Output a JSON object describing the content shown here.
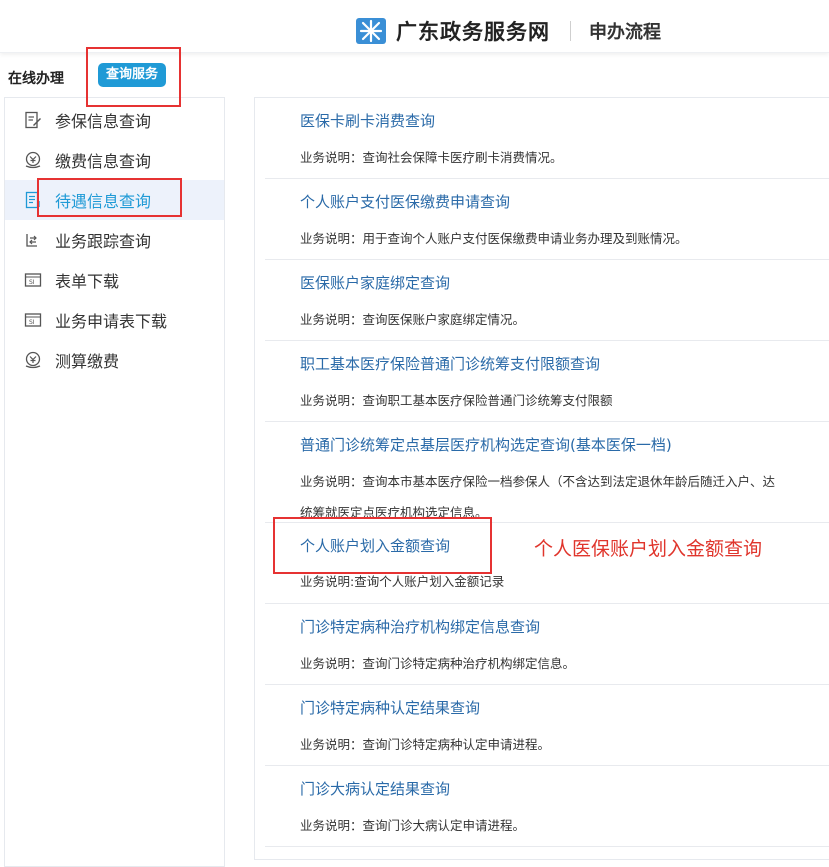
{
  "header": {
    "site_name": "广东政务服务网",
    "subtitle": "申办流程",
    "brand_color": "#3a8fd6"
  },
  "subbar": {
    "title": "在线办理",
    "query_button": "查询服务"
  },
  "sidebar": {
    "items": [
      {
        "label": "参保信息查询",
        "icon": "edit-document-icon"
      },
      {
        "label": "缴费信息查询",
        "icon": "payment-icon"
      },
      {
        "label": "待遇信息查询",
        "icon": "document-list-icon",
        "active": true
      },
      {
        "label": "业务跟踪查询",
        "icon": "tracking-icon"
      },
      {
        "label": "表单下载",
        "icon": "form-download-icon"
      },
      {
        "label": "业务申请表下载",
        "icon": "form-download-icon"
      },
      {
        "label": "测算缴费",
        "icon": "calculator-icon"
      }
    ]
  },
  "services": [
    {
      "title": "医保卡刷卡消费查询",
      "desc": "业务说明：查询社会保障卡医疗刷卡消费情况。"
    },
    {
      "title": "个人账户支付医保缴费申请查询",
      "desc": "业务说明：用于查询个人账户支付医保缴费申请业务办理及到账情况。"
    },
    {
      "title": "医保账户家庭绑定查询",
      "desc": "业务说明：查询医保账户家庭绑定情况。"
    },
    {
      "title": "职工基本医疗保险普通门诊统筹支付限额查询",
      "desc": "业务说明：查询职工基本医疗保险普通门诊统筹支付限额"
    },
    {
      "title": "普通门诊统筹定点基层医疗机构选定查询(基本医保一档)",
      "desc": "业务说明：查询本市基本医疗保险一档参保人（不含达到法定退休年龄后随迁入户、达",
      "desc2": "统筹就医定点医疗机构选定信息。"
    },
    {
      "title": "个人账户划入金额查询",
      "desc": "业务说明:查询个人账户划入金额记录"
    },
    {
      "title": "门诊特定病种治疗机构绑定信息查询",
      "desc": "业务说明：查询门诊特定病种治疗机构绑定信息。"
    },
    {
      "title": "门诊特定病种认定结果查询",
      "desc": "业务说明：查询门诊特定病种认定申请进程。"
    },
    {
      "title": "门诊大病认定结果查询",
      "desc": "业务说明：查询门诊大病认定申请进程。"
    }
  ],
  "annotation": "个人医保账户划入金额查询",
  "colors": {
    "accent": "#1f9ad6",
    "link": "#2a6aa8",
    "highlight_box": "#e63232",
    "annotation": "#e0352c"
  }
}
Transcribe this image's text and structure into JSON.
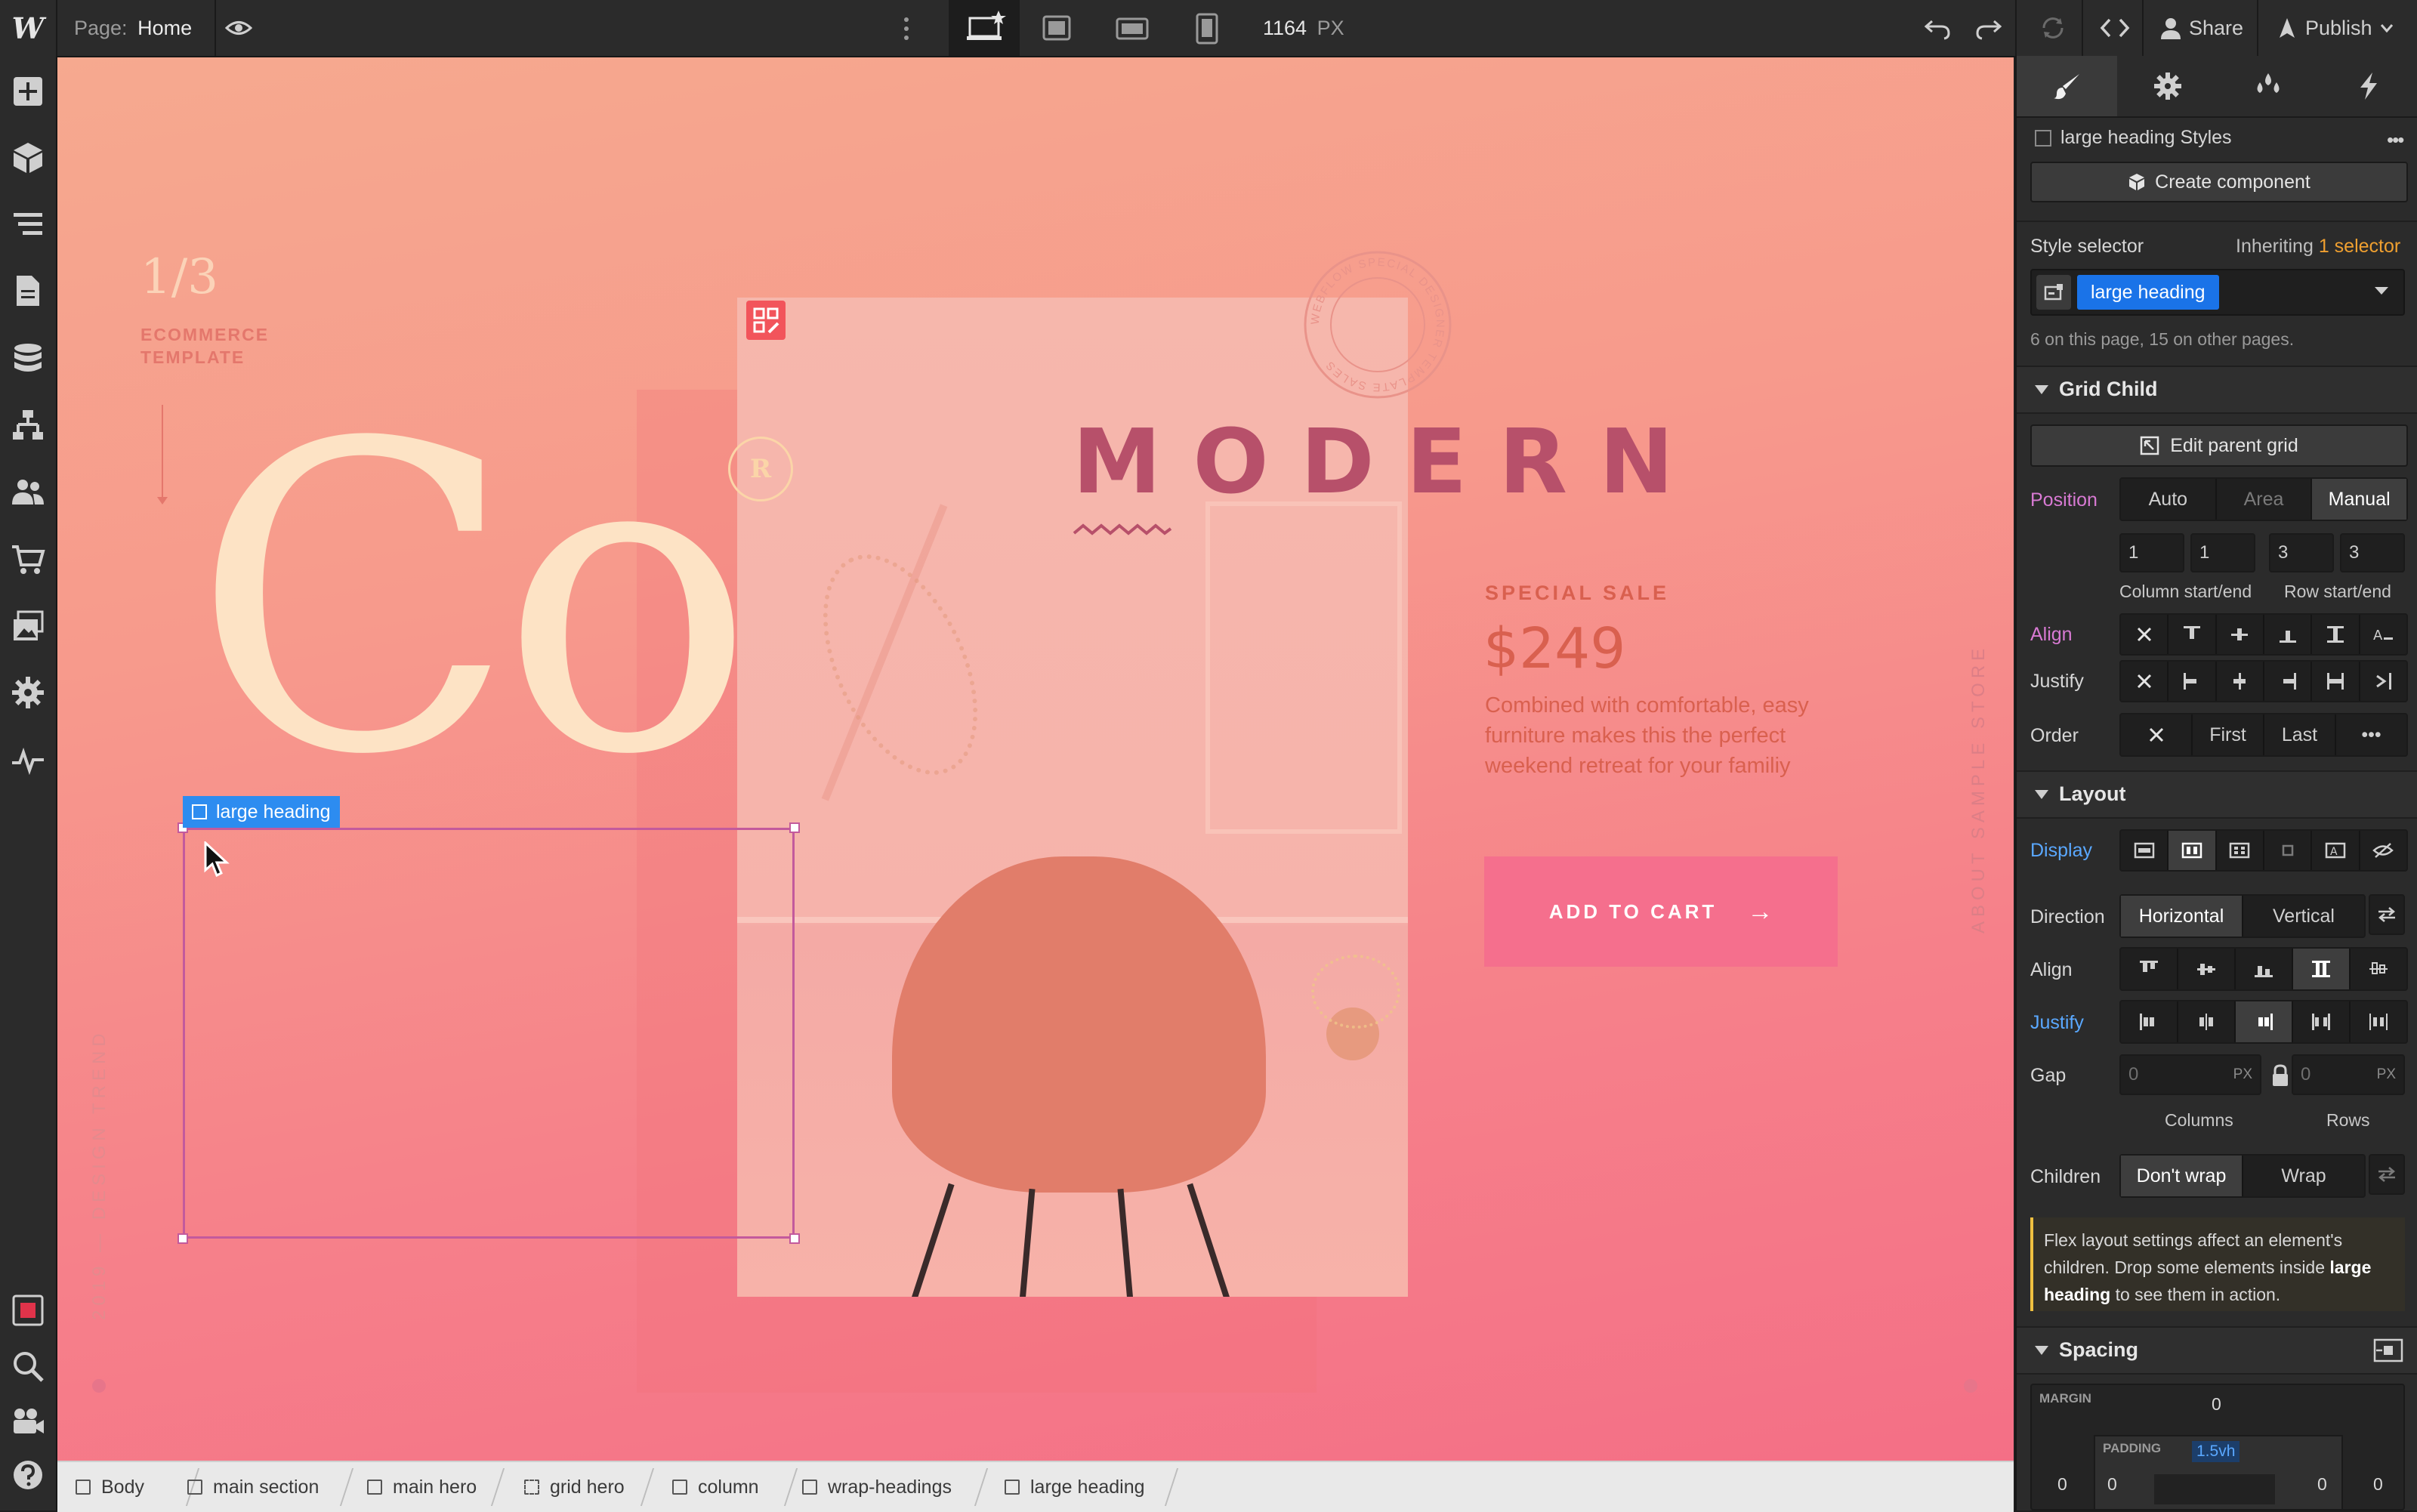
{
  "topbar": {
    "logo": "W",
    "page_label": "Page:",
    "page_name": "Home",
    "width_value": "1164",
    "width_unit": "PX",
    "share_label": "Share",
    "publish_label": "Publish"
  },
  "leftbar": {
    "icons": [
      "add-icon",
      "components-icon",
      "navigator-icon",
      "pages-icon",
      "cms-icon",
      "logic-icon",
      "users-icon",
      "ecommerce-icon",
      "assets-icon",
      "settings-icon",
      "audit-icon",
      "record-icon",
      "search-icon",
      "video-icon",
      "help-icon"
    ]
  },
  "canvas": {
    "counter": "1/3",
    "template_label_1": "ECOMMERCE",
    "template_label_2": "TEMPLATE",
    "big_letters": "Co",
    "logo_letter": "R",
    "heading": "MODERN",
    "stamp_text": "WEBFLOW SPECIAL DESIGNER TEMPLATE SALES",
    "sale_label": "SPECIAL SALE",
    "price": "$249",
    "description": "Combined with comfortable, easy furniture makes this the perfect weekend retreat for your familiy",
    "cta_label": "ADD TO CART",
    "cta_arrow": "→",
    "side_text_right": "ABOUT SAMPLE STORE",
    "side_text_left": "2019 — DESIGN TREND",
    "selected_element_label": "large heading"
  },
  "breadcrumb": {
    "items": [
      "Body",
      "main section",
      "main hero",
      "grid hero",
      "column",
      "wrap-headings",
      "large heading"
    ]
  },
  "panel": {
    "tabs": [
      "style-brush-icon",
      "settings-gear-icon",
      "interactions-drops-icon",
      "lightning-icon"
    ],
    "styles_title": "large heading Styles",
    "create_component": "Create component",
    "style_selector_label": "Style selector",
    "inheriting_label": "Inheriting",
    "inheriting_count": "1 selector",
    "selector_chip": "large heading",
    "selector_info": "6 on this page, 15 on other pages.",
    "grid_child": {
      "title": "Grid Child",
      "edit_parent": "Edit parent grid",
      "position_label": "Position",
      "position_options": [
        "Auto",
        "Area",
        "Manual"
      ],
      "position_values": [
        "1",
        "1",
        "3",
        "3"
      ],
      "column_caption": "Column start/end",
      "row_caption": "Row start/end",
      "align_label": "Align",
      "justify_label": "Justify",
      "order_label": "Order",
      "order_options": [
        "First",
        "Last",
        "•••"
      ]
    },
    "layout": {
      "title": "Layout",
      "display_label": "Display",
      "direction_label": "Direction",
      "direction_options": [
        "Horizontal",
        "Vertical"
      ],
      "align_label": "Align",
      "justify_label": "Justify",
      "gap_label": "Gap",
      "gap_col_value": "0",
      "gap_row_value": "0",
      "gap_unit": "PX",
      "gap_columns": "Columns",
      "gap_rows": "Rows",
      "children_label": "Children",
      "children_options": [
        "Don't wrap",
        "Wrap"
      ],
      "note_text_1": "Flex layout settings affect an element's children. Drop some elements inside",
      "note_bold": "large heading",
      "note_text_2": "to see them in action."
    },
    "spacing": {
      "title": "Spacing",
      "margin_label": "MARGIN",
      "margin_top": "0",
      "margin_left": "0",
      "margin_right": "0",
      "padding_label": "PADDING",
      "padding_top": "1.5vh",
      "padding_left": "0",
      "padding_right": "0"
    }
  },
  "colors": {
    "accent_blue": "#1a73e8",
    "selection_blue": "#2d8cf0",
    "cta_pink": "#f56f8d",
    "heading_color": "#b7506a",
    "cream": "#fde3c5",
    "inherit_orange": "#f0a030"
  }
}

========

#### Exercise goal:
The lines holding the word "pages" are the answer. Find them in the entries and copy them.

#### Answer below:
      "pages-icon",
    "selector_info": "6 on this page, 15 on other pages.",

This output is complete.